The Franco Law Group, APLC is happy to invite the public to our Immigration Forum being held tomorrow, Saturday, November 4, 2017 from 10:00 a.m. to 2:00 p.m. at which the main topic of discussion will be the U Visa.  The event will take place at the Maywood Center for Enriched Studies located at 5800 King Ave., Maywood, California 90270.  If you would like to attend, please RSVP by contacting the event coordinator, Ms. Cynthia Alcaraz, at (323) 303-3824 or Alcaraz@FrancoLawGroup.com.  We look forward to seeing you there!

Department of Homeland Security To Collect Social Media Data of All Immigrants

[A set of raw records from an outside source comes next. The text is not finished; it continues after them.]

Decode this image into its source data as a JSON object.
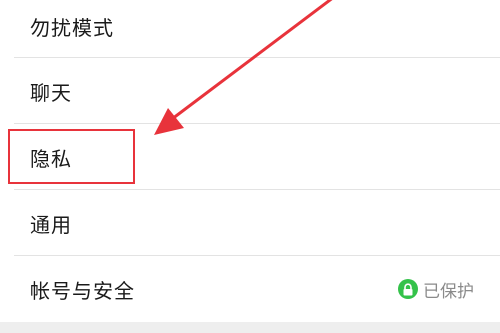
{
  "settings": {
    "items": [
      {
        "label": "勿扰模式"
      },
      {
        "label": "聊天"
      },
      {
        "label": "隐私"
      },
      {
        "label": "通用"
      },
      {
        "label": "帐号与安全",
        "status": "已保护"
      }
    ]
  },
  "colors": {
    "annotation_red": "#e8333b",
    "protected_green": "#34c24a"
  },
  "icons": {
    "status_icon": "lock-icon",
    "annotation": "arrow-annotation"
  }
}
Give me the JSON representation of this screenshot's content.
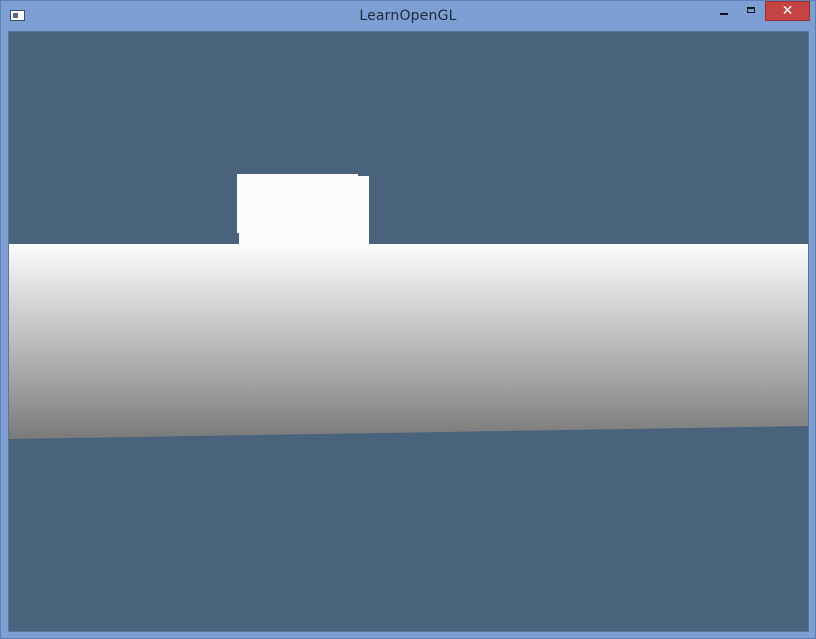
{
  "window": {
    "title": "LearnOpenGL",
    "controls": {
      "minimize": "minimize-icon",
      "maximize": "maximize-icon",
      "close_glyph": "✕"
    }
  },
  "scene": {
    "clear_color": "#4a637d",
    "floor_top_color": "#fdfdfd",
    "floor_bottom_color": "#7a7a7a",
    "cube_color": "#fcfcfc"
  }
}
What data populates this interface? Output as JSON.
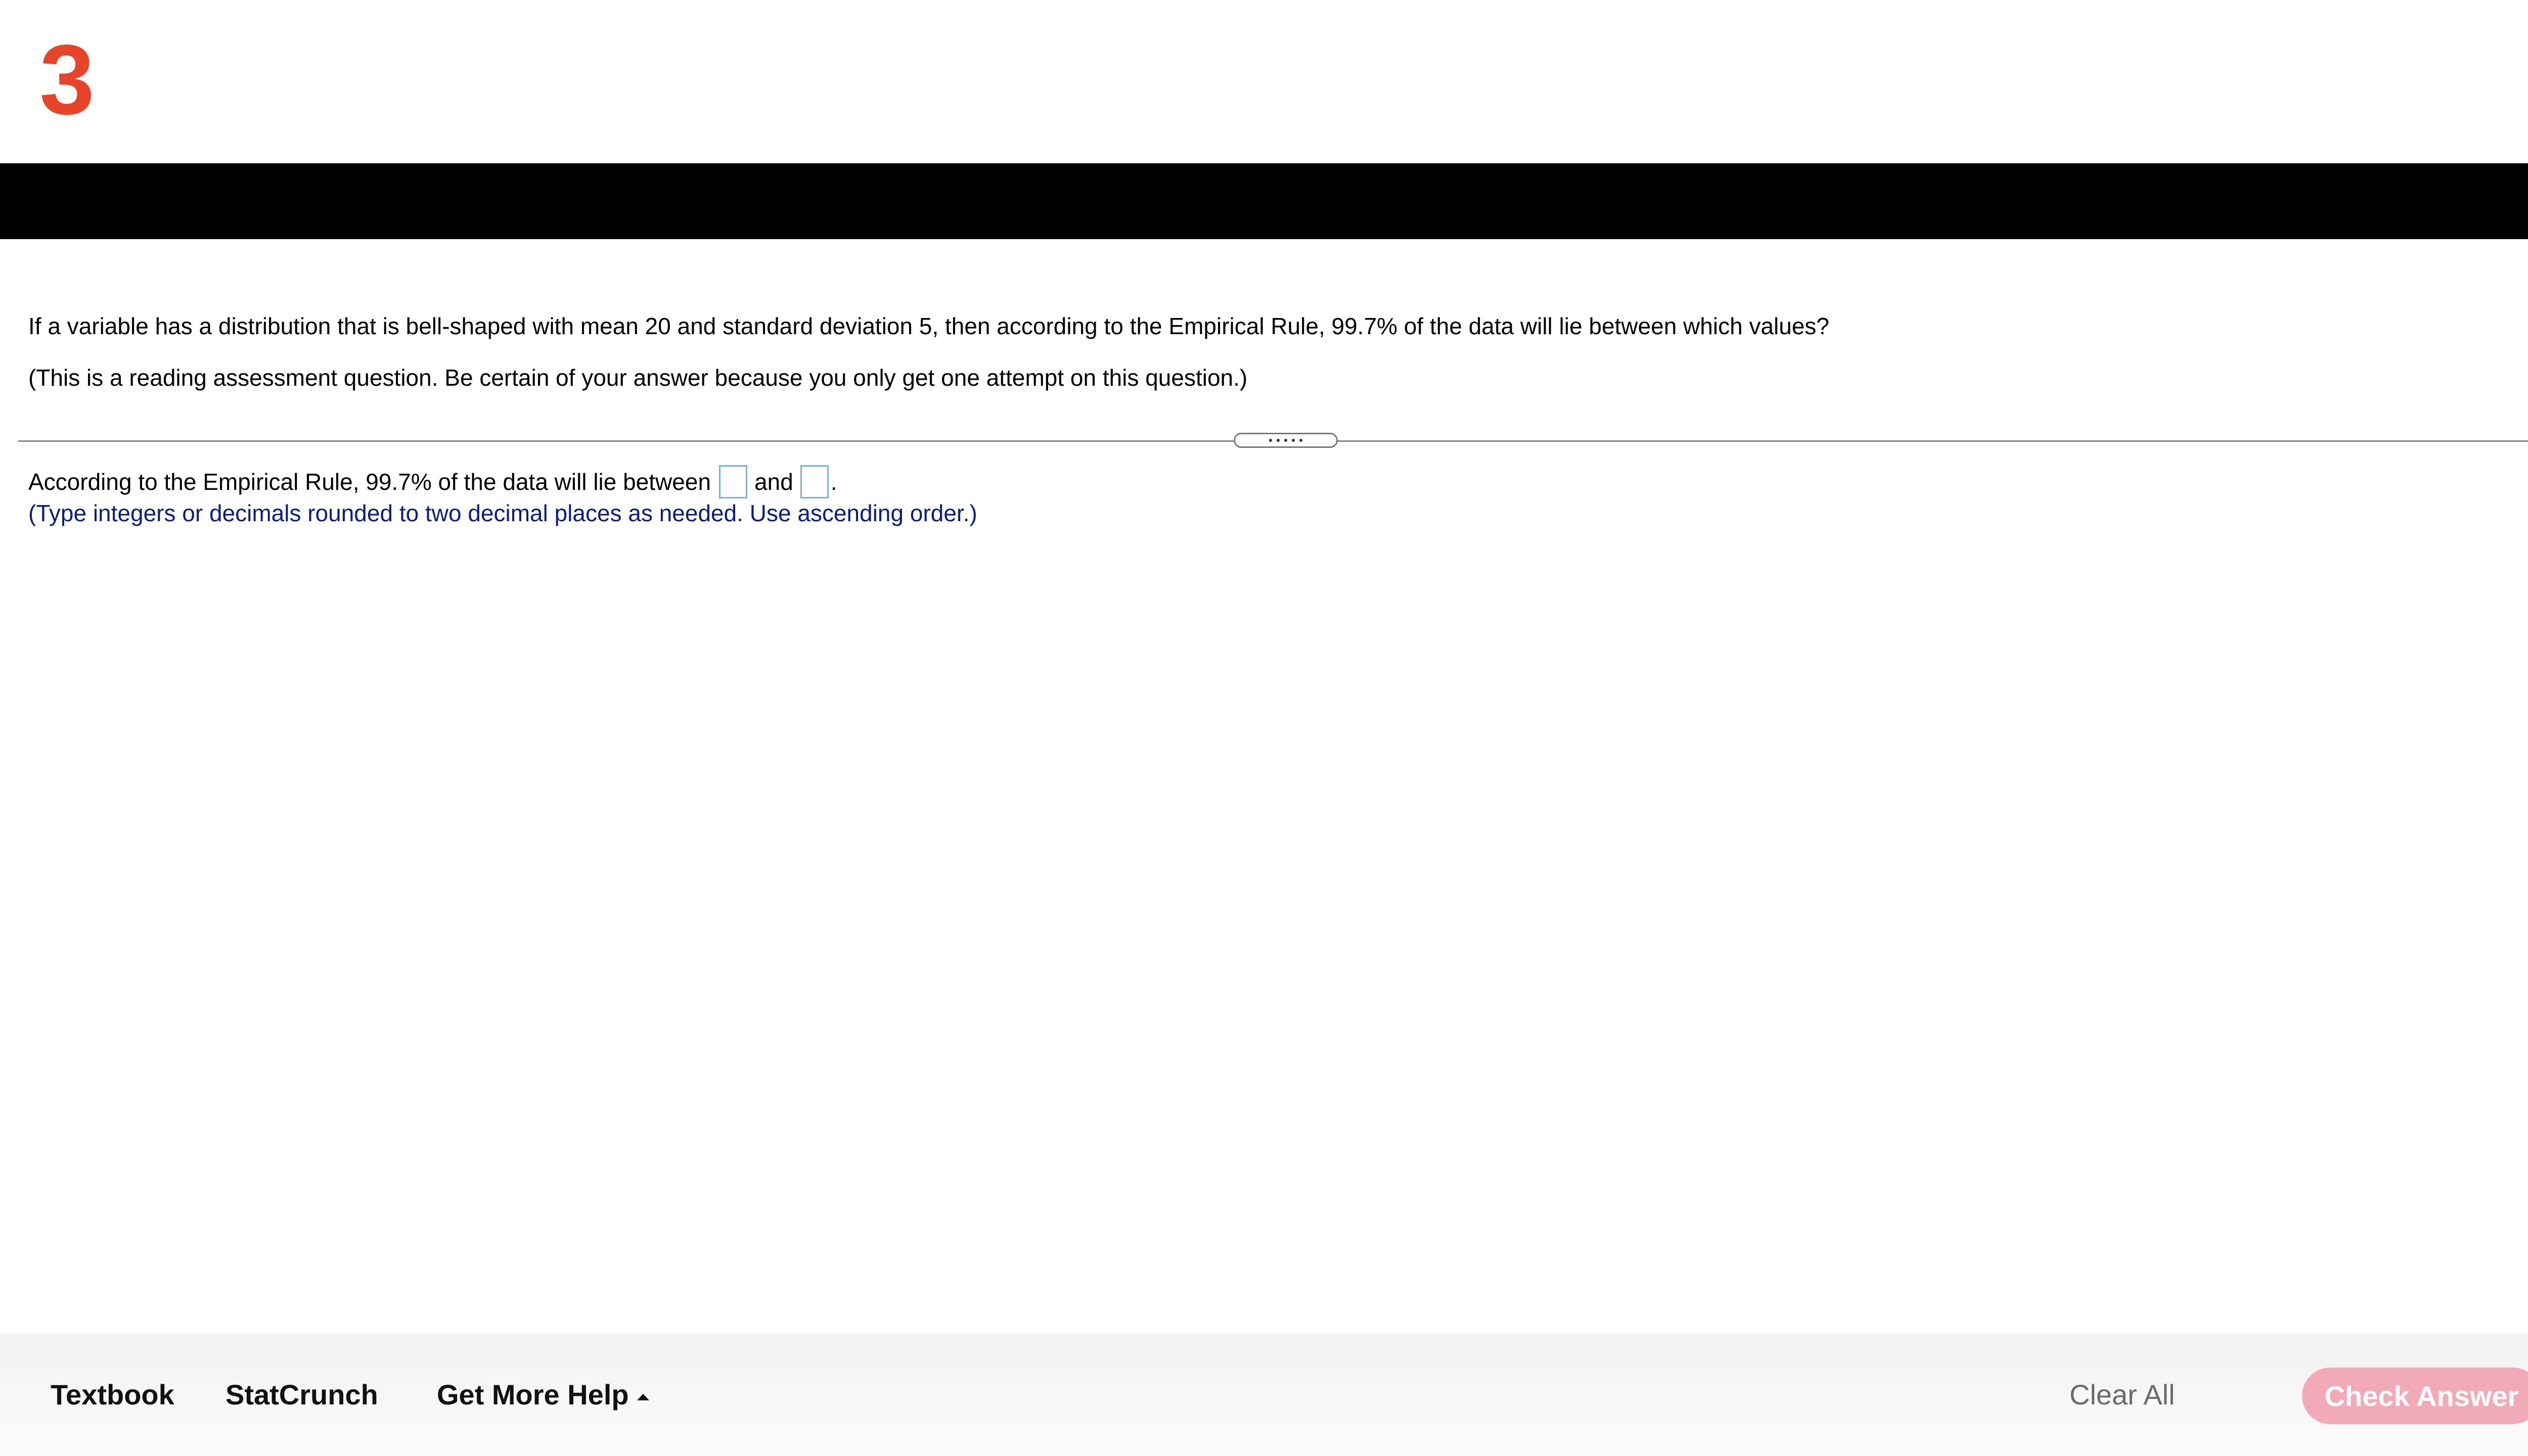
{
  "question": {
    "number": "3",
    "prompt": "If a variable has a distribution that is bell-shaped with mean 20 and standard deviation 5, then according to the Empirical Rule, 99.7% of the data will lie between which values?",
    "note": "(This is a reading assessment question. Be certain of your answer because you only get one attempt on this question.)"
  },
  "answer": {
    "lead_text": "According to the Empirical Rule, 99.7% of the data will lie between",
    "between_text": "and",
    "end_text": ".",
    "input1_value": "",
    "input2_value": "",
    "hint": "(Type integers or decimals rounded to two decimal places as needed. Use ascending order.)"
  },
  "footer": {
    "textbook_label": "Textbook",
    "statcrunch_label": "StatCrunch",
    "more_help_label": "Get More Help",
    "clear_all_label": "Clear All",
    "check_answer_label": "Check Answer"
  },
  "colors": {
    "question_number": "#e8432b",
    "header_bar": "#000000",
    "hint_text": "#0b1f7a",
    "check_answer_bg": "#f3aab8",
    "answer_box_border": "#7fb0d8"
  },
  "icons": {
    "more_help_caret": "caret-up-icon",
    "divider_handle": "drag-handle-icon"
  }
}
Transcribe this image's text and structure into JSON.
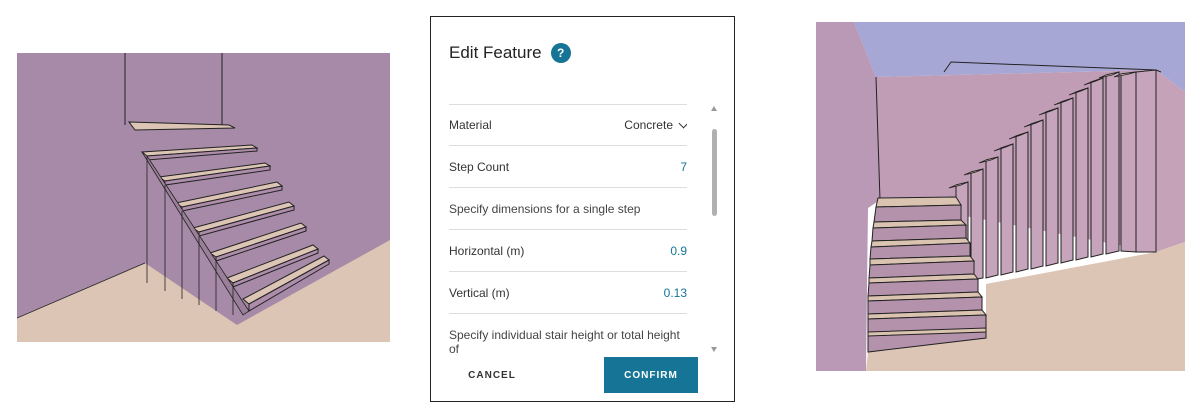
{
  "dialog": {
    "title": "Edit Feature",
    "help_symbol": "?",
    "rows": {
      "material": {
        "label": "Material",
        "value": "Concrete"
      },
      "step_count": {
        "label": "Step Count",
        "value": "7"
      },
      "single_step_note": "Specify dimensions for a single step",
      "horizontal": {
        "label": "Horizontal (m)",
        "value": "0.9"
      },
      "vertical": {
        "label": "Vertical (m)",
        "value": "0.13"
      },
      "height_note": "Specify individual stair height or total height of"
    },
    "buttons": {
      "cancel": "CANCEL",
      "confirm": "CONFIRM"
    },
    "icons": [
      "help-icon",
      "chevron-down-icon",
      "scroll-up-icon",
      "scroll-down-icon"
    ]
  },
  "colors": {
    "accent": "#167596",
    "left_wall": "#a68aa7",
    "floor": "#dcc5b5",
    "right_ceiling": "#a7a7d6",
    "right_wall": "#c09cb5",
    "step_tread": "#dbc3b1"
  }
}
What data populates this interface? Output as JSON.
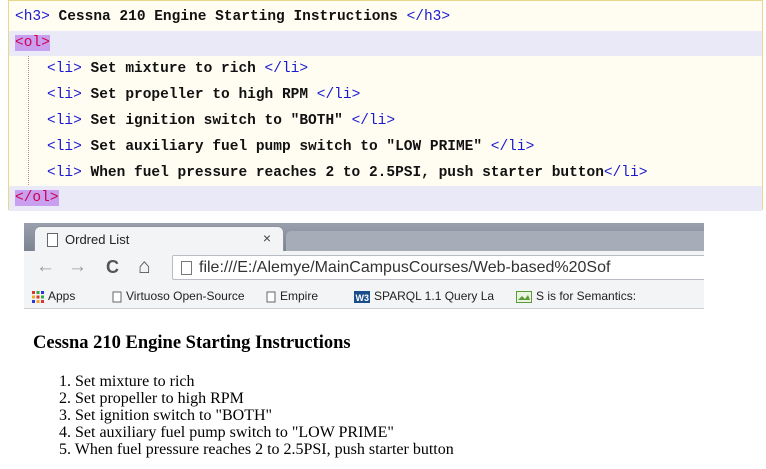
{
  "code": {
    "lines": [
      {
        "open": "<h3>",
        "text": " Cessna 210 Engine Starting Instructions ",
        "close": "</h3>"
      },
      {
        "open": "<ol>",
        "text": "",
        "close": ""
      },
      {
        "open": "<li>",
        "text": " Set mixture to rich ",
        "close": "</li>"
      },
      {
        "open": "<li>",
        "text": " Set propeller to high RPM ",
        "close": "</li>"
      },
      {
        "open": "<li>",
        "text": " Set ignition switch to \"BOTH\" ",
        "close": "</li>"
      },
      {
        "open": "<li>",
        "text": " Set auxiliary fuel pump switch to \"LOW PRIME\" ",
        "close": "</li>"
      },
      {
        "open": "<li>",
        "text": " When fuel pressure reaches 2 to 2.5PSI, push starter button",
        "close": "</li>"
      },
      {
        "open": "</ol>",
        "text": "",
        "close": ""
      }
    ]
  },
  "browser": {
    "tab_title": "Ordred List",
    "tab_close": "×",
    "url": "file:///E:/Alemye/MainCampusCourses/Web-based%20Sof",
    "nav": {
      "back": "←",
      "forward": "→",
      "reload": "C",
      "home": "⌂"
    },
    "bookmarks": [
      {
        "label": "Apps",
        "icon": "apps-grid-icon"
      },
      {
        "label": "Virtuoso Open-Source",
        "icon": "page-icon"
      },
      {
        "label": "Empire",
        "icon": "page-icon"
      },
      {
        "label": "SPARQL 1.1 Query La",
        "icon": "w3c-icon"
      },
      {
        "label": "S is for Semantics:",
        "icon": "image-icon"
      }
    ]
  },
  "page": {
    "heading": "Cessna 210 Engine Starting Instructions",
    "items": [
      "1. Set mixture to rich",
      "2. Set propeller to high RPM",
      "3. Set ignition switch to \"BOTH\"",
      "4. Set auxiliary fuel pump switch to \"LOW PRIME\"",
      "5. When fuel pressure reaches 2 to 2.5PSI, push starter button"
    ]
  },
  "colors": {
    "tag": "#1a1ad0",
    "selected_tag_bg": "#c9a0f0",
    "editor_bg": "#fffdf2"
  }
}
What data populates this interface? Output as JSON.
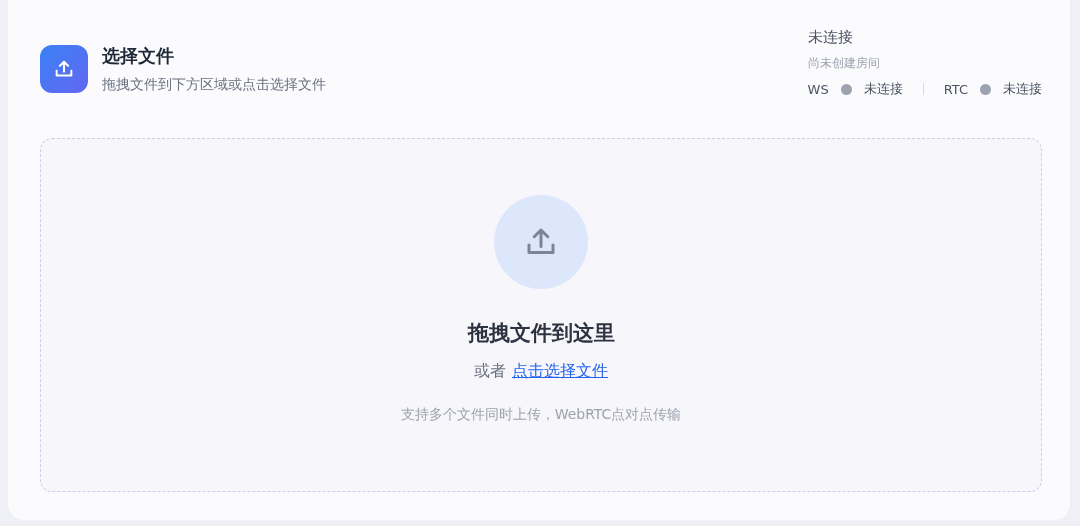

NEWSLETTER – October 2017

 

Written By Attorney Sergio A. Perez of the Franco Law Group, APLC.

 

Department of Homeland Security To Collect Social Media Data of All Immigrants.

                                        

The Department of Homeland Security (“DHS”) recently announced that, commencing October 18, 2017, it will begin updating its immigrant files by collecting social media data on all immigrants, and that the data collected will become part of an immigrant’s alien file, or A-file.  An A-file is the official government record of an immigrant who has had any interaction with the U.S. government as a result of being detained by immigration officials or by applying for an immigration benefit.  The new rule states that the data that will be collected includes “social media handles and aliases, associated identifiable information and search results”.  However, the rule is so broadly worded that it appears to apply to any person with a government A-file, including green card holders and naturalized U.S. citizens.  Understandably, privacy advocates are concerned that the rule is overly and unnecessarily intrusive, and DHS will likely face litigation as a result.

 

With such a broadly worded and unclear rule, many immigrants and their advocates want to know what kinds of social media activity they should and should not engage in.  Unfortunately, until DHS or the courts clarify or narrow the rule, there is currently no clear answer.  However, previous cases involving immigrants and social media can provide some guidance.  For example, social media posts that indicate that a person may be a threat to public safety or national security are clear red flags for DHS.  Indeed, on February 3, 2016, Emadeldin El-Sayed, a 23-year old Egyptian citizen who was in the U.S. on a student visa took to Facebook to express his opposition to then candidate Donald J. Trump’s plan to ban all Muslims from entering the country.  Unfortunately for Mr. El-Sayed, his post included the statements that he “wouldn’t mind serving a life sentence for killing this guy” and that he would be “doing the world a favor”.  A person who read the post reported Mr. El-Sayed to the FBI and he was arrested by immigration authorities, eventually agreeing to voluntarily depart the U.S. rather than be removed.

 

Most people’s social media posts are not so clearly red flags for the government and range from legitimate political opinions to harmless statements about what a person had for dinner.  However, our experience as immigration attorneys informs us that some seemingly harmless social media posts may be problematic.  For example, immigrants should be aware that any social media posts that contradict statements made in connection with an application for an immigration benefit in Immigration Court or with the U.S. Citizenship and Immigration Services may lead to a finding that an immigrant lacks credibility and has provided false statements to the government.

 

Ironically, undocumented immigrants who have never been detained by immigration authorities and who have never applied for an immigration benefit have the least to worry about with regard to the new rule.  The reason for this is that such a person likely never had an A-file created for the government to update.  Nevertheless, undocumented immigrants should be mindful of their precarious status in the U.S. and, thus, should also be mindful of any social media activity that could bring that status to the attention of immigration officials.

 

The attorneys of the Franco Law Group, APLC are available to discuss immigrants’ concerns regarding the new DHS rule, and their immigration concerns generally.  Please contact our office to schedule an appointment with one of our attorneys at (213) 200-1505.